Clarke, G.W. The Origins and Spread of Christianity. Vol. 10, chap. 17 in The Augustan Empire, 43 B.C–A.D. 69. Cambridge University Press, 1996.
Columbia Electronic Encyclopedia. 6th. Columbia University Press, 2010.
Demirer, Unal. Pisidian Antioch. Maltepe, Ankara: Donmez Offset Basimevi, 2002.
Downey, Glanville. Ancient Antioch. Princeton, New Jersey: Princeton University Press, 1958.
Harrison, R.K., ed. Major Cities of the Biblical World. Nashville, Tenn.: Thomas Nelson Publishers, 1985.
Ludwig, Charles. Ludwig's Handbook of New Testament Rulers and Cities. Denver: Accent Publications, 1983.
Werbaneth, James P. "Crusaders' siege of Antioch." Military History (Weider History Group) 15, no. 2 (June 1998): 30-36.


[1] Tenney, Merrill C., ed. The Zondervan Pictorial Bible Dictionary. Grand Rapids, Michigan: Zondervan Publishing House, 1963; p. 47.
[2] Harrison, R.K., ed. Major Cities of the Biblical World. Nashville, Tenn.: Thomas Nelson Publishers, 1985; p. 10.
[3] Downey, Glanville. Ancient Antioch. Princeton, New Jersey: Princeton University Press, 1958; p. 17.
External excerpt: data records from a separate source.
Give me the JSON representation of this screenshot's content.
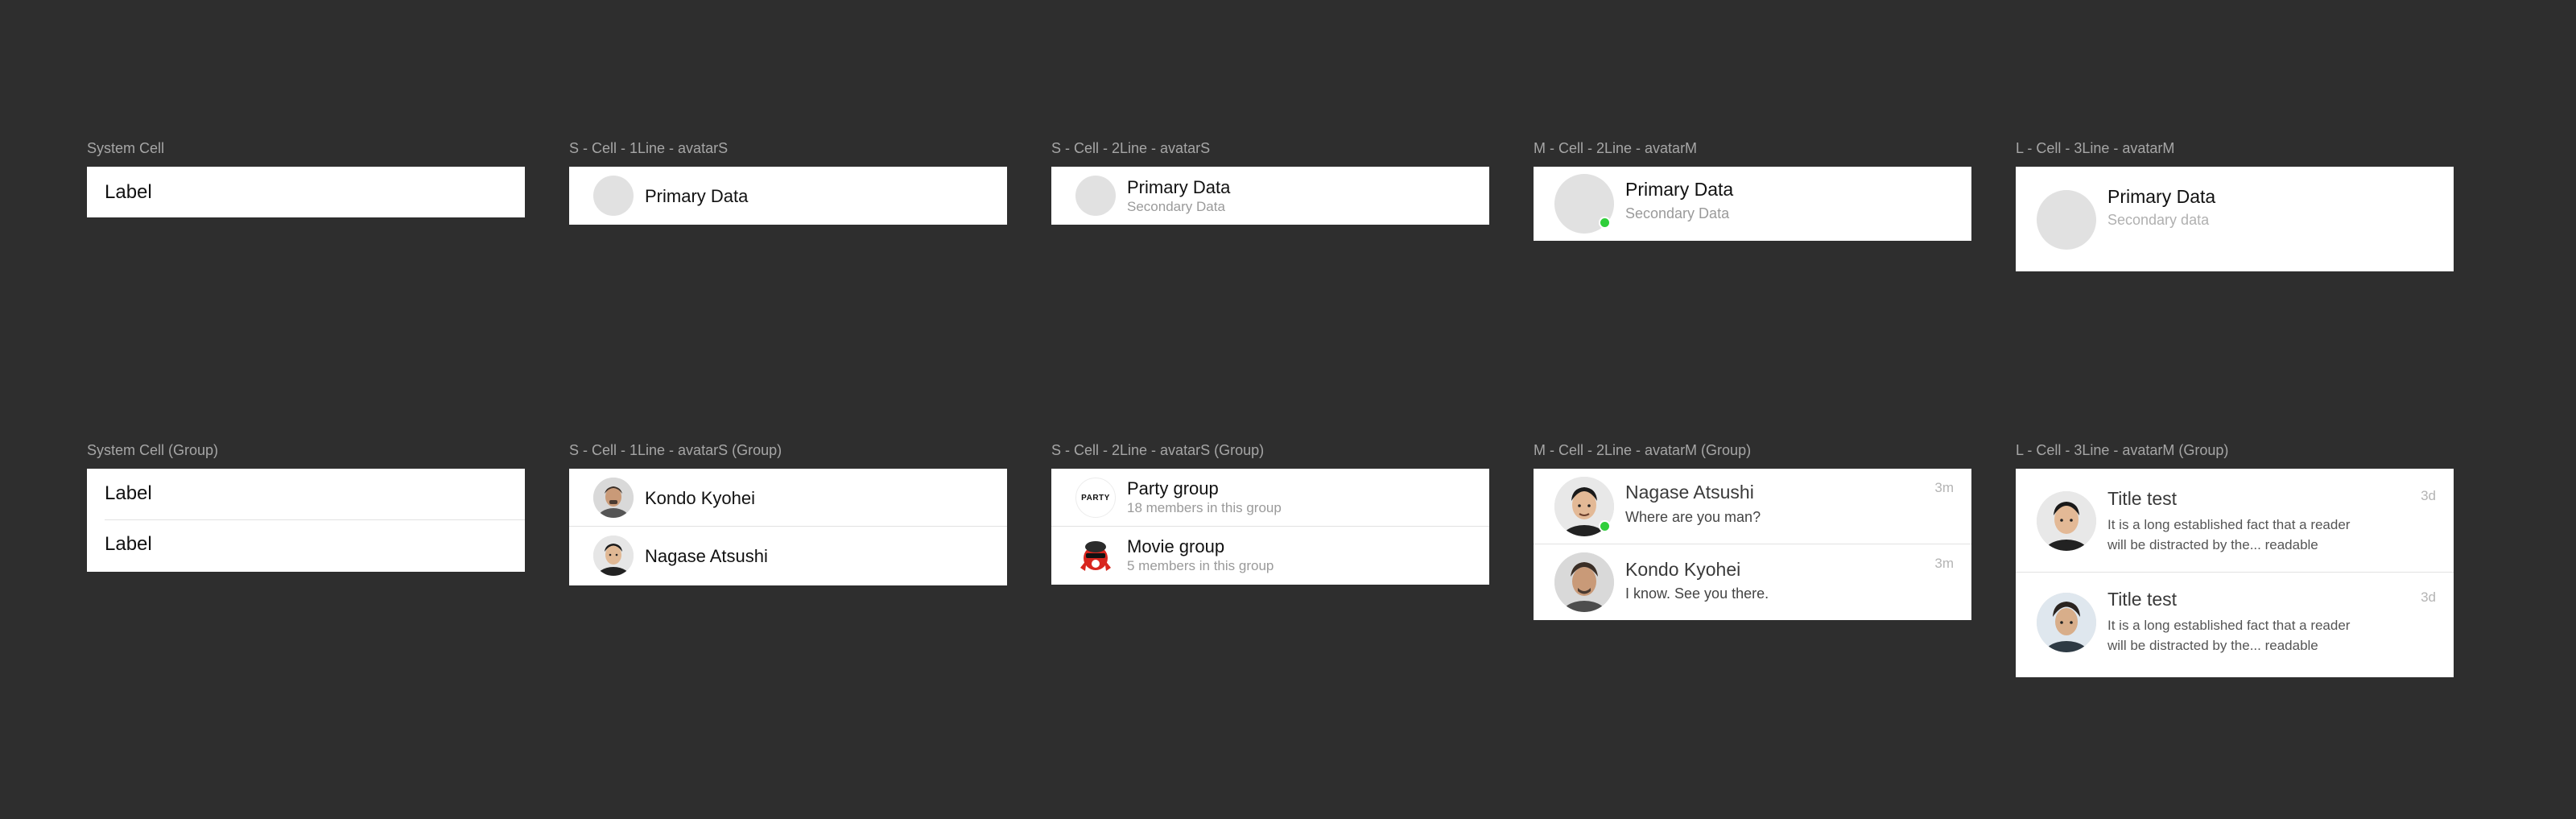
{
  "row1": {
    "system_cell": {
      "title": "System Cell",
      "label": "Label"
    },
    "s_1line": {
      "title": "S - Cell - 1Line - avatarS",
      "primary": "Primary Data"
    },
    "s_2line": {
      "title": "S - Cell - 2Line - avatarS",
      "primary": "Primary Data",
      "secondary": "Secondary Data"
    },
    "m_2line": {
      "title": "M - Cell - 2Line - avatarM",
      "primary": "Primary Data",
      "secondary": "Secondary Data"
    },
    "l_3line": {
      "title": "L - Cell - 3Line - avatarM",
      "primary": "Primary Data",
      "secondary": "Secondary data"
    }
  },
  "row2": {
    "system_group": {
      "title": "System Cell (Group)",
      "labels": [
        "Label",
        "Label"
      ]
    },
    "s_1line_group": {
      "title": "S - Cell - 1Line - avatarS (Group)",
      "items": [
        {
          "name": "Kondo Kyohei"
        },
        {
          "name": "Nagase Atsushi"
        }
      ]
    },
    "s_2line_group": {
      "title": "S - Cell - 2Line - avatarS (Group)",
      "logo_text": "PARTY",
      "items": [
        {
          "name": "Party group",
          "sub": "18 members in this group"
        },
        {
          "name": "Movie group",
          "sub": "5 members in this group"
        }
      ]
    },
    "m_2line_group": {
      "title": "M - Cell - 2Line - avatarM (Group)",
      "items": [
        {
          "name": "Nagase Atsushi",
          "message": "Where are you man?",
          "time": "3m"
        },
        {
          "name": "Kondo Kyohei",
          "message": "I know. See you there.",
          "time": "3m"
        }
      ]
    },
    "l_3line_group": {
      "title": "L - Cell - 3Line - avatarM (Group)",
      "items": [
        {
          "title": "Title test",
          "line1": "It is a long established fact that a reader",
          "line2": "will be distracted by the... readable",
          "time": "3d"
        },
        {
          "title": "Title test",
          "line1": "It is a long established fact that a reader",
          "line2": "will be distracted by the... readable",
          "time": "3d"
        }
      ]
    }
  },
  "colors": {
    "background": "#2e2e2e",
    "card": "#ffffff",
    "placeholder": "#e1e1e1",
    "online": "#2fce3a",
    "muted": "#9a9a9a"
  }
}
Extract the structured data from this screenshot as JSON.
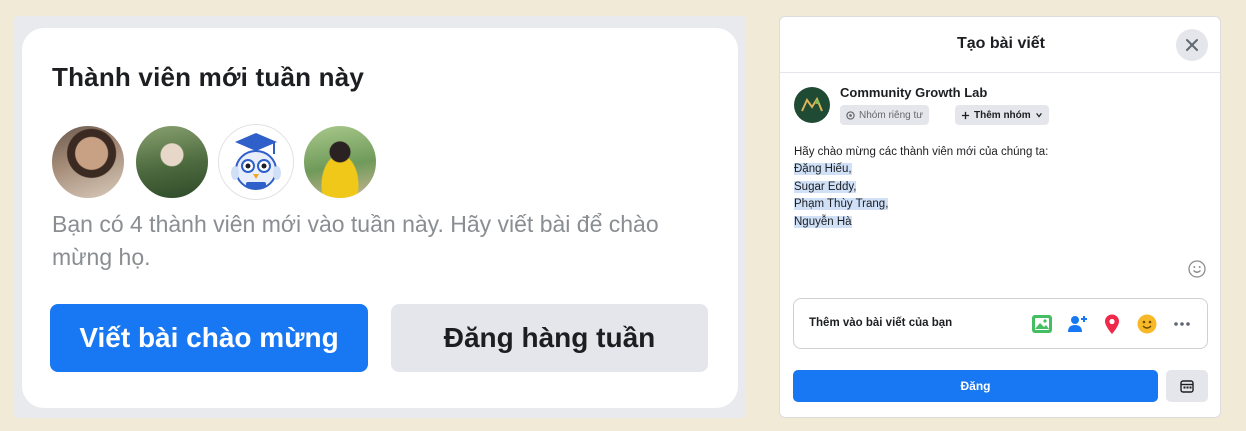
{
  "welcome_card": {
    "title": "Thành viên mới tuần này",
    "avatars": [
      {
        "icon": "member-photo-1"
      },
      {
        "icon": "member-photo-2"
      },
      {
        "icon": "owl-graduate-icon"
      },
      {
        "icon": "member-photo-4"
      }
    ],
    "description": "Bạn có 4 thành viên mới vào tuần này. Hãy viết bài để chào mừng họ.",
    "primary_button": "Viết bài chào mừng",
    "secondary_button": "Đăng hàng tuần",
    "colors": {
      "primary": "#1877f2",
      "secondary": "#e4e6eb"
    }
  },
  "create_post": {
    "title": "Tạo bài viết",
    "group_name": "Community Growth Lab",
    "privacy_label": "Nhóm riêng tư",
    "add_group_label": "Thêm nhóm",
    "post_lines": [
      "Hãy chào mừng các thành viên mới của chúng ta:",
      "Đặng Hiếu,",
      "Sugar Eddy,",
      "Phạm Thùy Trang,",
      "Nguyễn Hà"
    ],
    "add_to_post_label": "Thêm vào bài viết của bạn",
    "add_icons": [
      "photo-icon",
      "tag-people-icon",
      "location-icon",
      "feeling-icon",
      "more-icon"
    ],
    "post_button": "Đăng",
    "colors": {
      "accent": "#1877f2",
      "highlight": "#cfe0f7"
    }
  }
}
[4] Harrison, R.K., ed. Major Cities of the Biblical World. Nashville, Tenn.: Thomas Nelson Publishers, 1985; p. 12.
[5] Downey, Glanville. Ancient Antioch. Princeton, New Jersey: Princeton University Press, 1958; p. 18-19.
[6] Harrison, R.K., ed. Major Cities of the Biblical World. Nashville, Tenn.: Thomas Nelson Publishers, 1985; p. 14.
[7] Ludwig,Charles. Ludwig's Handbook of New Testament Rulers and Cities. Denver: Accent Publications, 1983; p. 165.
[8] Harrison, R.K., ed. Major Cities of the Biblical World. Nashville, Tenn.: Thomas Nelson Publishers, 1985; p. 16-17.
[9] Clarke, G.W. The Origins and Spread of Christianity. Vol. 10, chap. 17 in The Augustan Empire, 43 B.C–A.D. 69. Cambridge University Press, 1996, p. 650.
[10] Demirer, Unal. Pisidian Antioch. Maltepe, Ankara: Donmez Offset Basimevi, 2002; p. 26.
[11] Tenney, Merrill C., ed. The Zondervan Pictorial Bible Dictionary. Grand Rapids, Michigan: Zondervan Publishing House, 1963; p. 48.
[12] Demirer, Unal. Pisidian Antioch. Maltepe, Ankara: Donmez Offset Basimevi, 2002; p. 46.